This photo shows the work done thus far on the re-creation of a saltmarsh in the park. The soil has been removed to make the site low enough to be thoroughly inundated twice a month, with the gradient calculated to keep the water at an appropriate level across the site. Volunteers have planted tubestock of the signature species, including Suaeda australis, Tecticornia arbuscula, Juncus kraussii and Isolepis nodosa (Knobby Club-Rush, one of my favourite monocots, and not just because of its common name!)

Creating physical conditions is only part of the story. There's also chemistry. The environment needs to be kept free of the pollution that encourages weeds. To this end, nutrient traps have been created to decrease harm from storm water from adjacent residential areas. Below is a gross pollutant trap, which collects leaf litter and rubbish. The content from the trap is removed and disposed of off-site.


Gross pollutant trap.


More particulate pollutants need a finer trap, so crushed sandstone storm-water treatment traps have been set up, immediately adjacent to the nearby major road.

Crushed sandstone storm-water treatment trap,
immediately adjacent to Pittwater Road.

The crushed sandstone is obtained from construction sites in the Sydney area, and makes an ideal medium to suppress weeds and provide suitable substrate for native plants. It is placed on terraces constructed across the embankment. Beneath the trap is a settlement pond, where escaped nutrients settle and are physically removed with an excavator when around five tonnes of sediment have accumulated.

One of the predictions of climate change, already observed, is rising ocean water levels which will obviously have an effect on both saltmarsh and mangrove ecological communities.
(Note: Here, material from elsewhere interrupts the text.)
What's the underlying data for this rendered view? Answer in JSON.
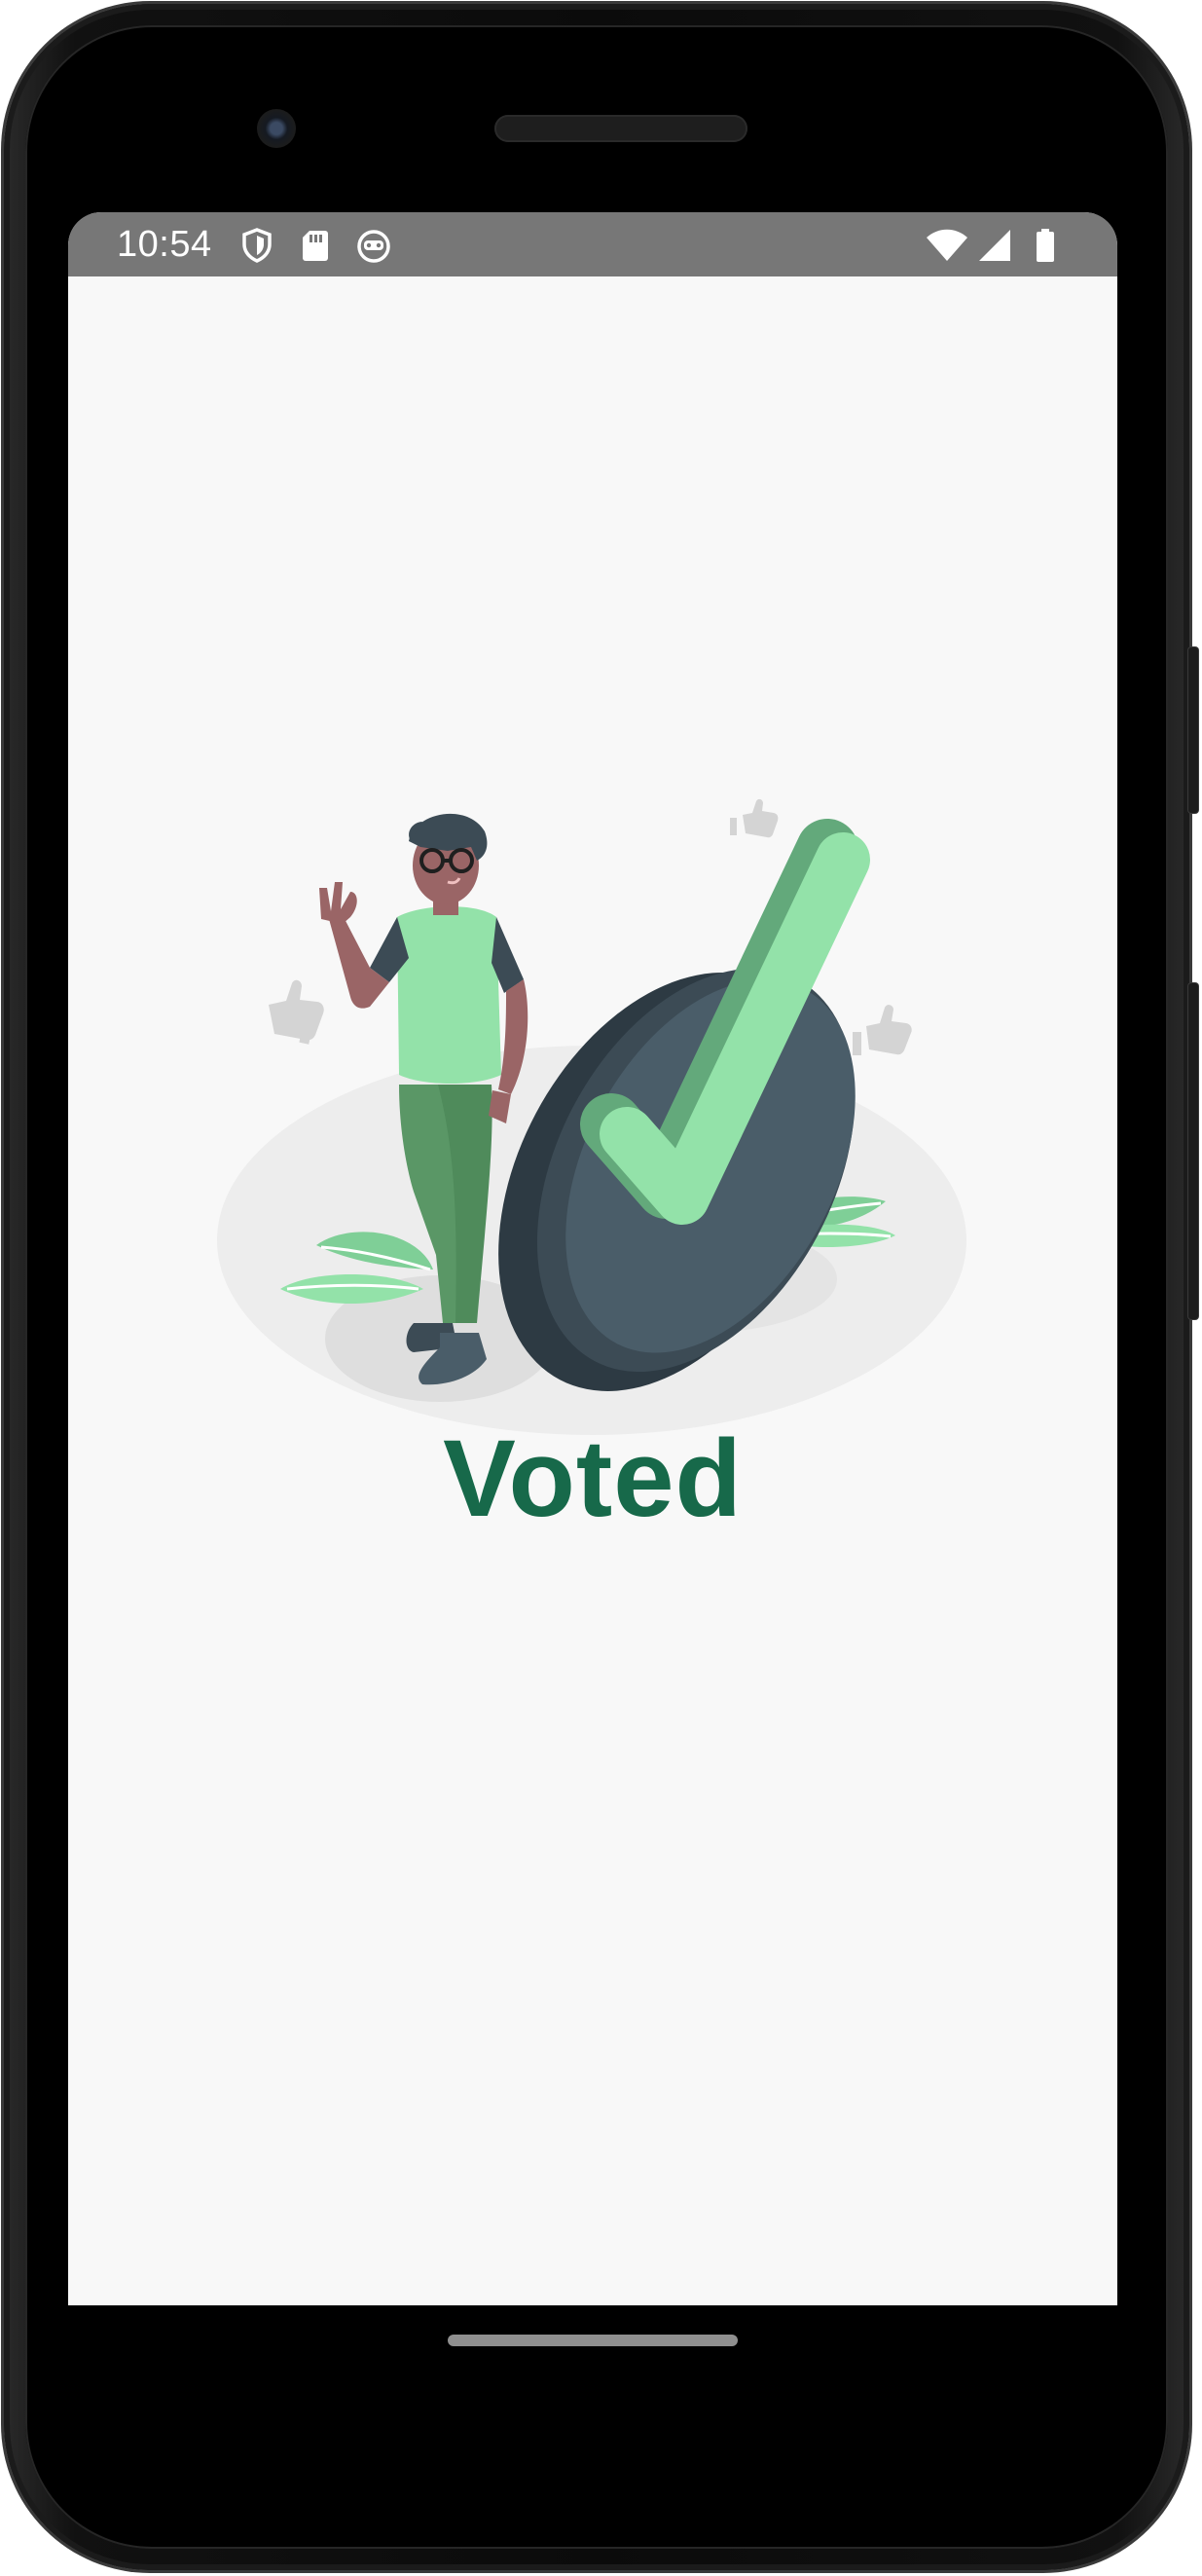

To this end, thought is being given to planning the restoration of these ecosystems at slightly higher altitudes. Water levels are not the only issue these communities must contend with, however. There is a strong inverse relationship between saltmarsh diversity and temperature in Australia, which does not bode well. (See link below for more.)

Thanks to Dr Michelle Leishman of Macquarie University's Department of Biological Sciences and to NPWS Ranger, Andrew Duffy, for introducing me to his magnificent habitat and restoration work. If I were a rich woman (ya ha didle deedle, didle deedle didle deedle dum) I'd donate to this cause in a heartbeat.

Further reading:

Coastal saltmarsh in the NSW North Coast, Sydney Basin and South East Corner bioregions - endangered ecological community listing

Protecting and Restoring Coastal Saltmarsh

Coastal saltmarsh vulnerability to climate change in SE Australia

[Edit: Thanks to Doug Beckers for his correction of the ID of Sarcocornia quinqueflora!]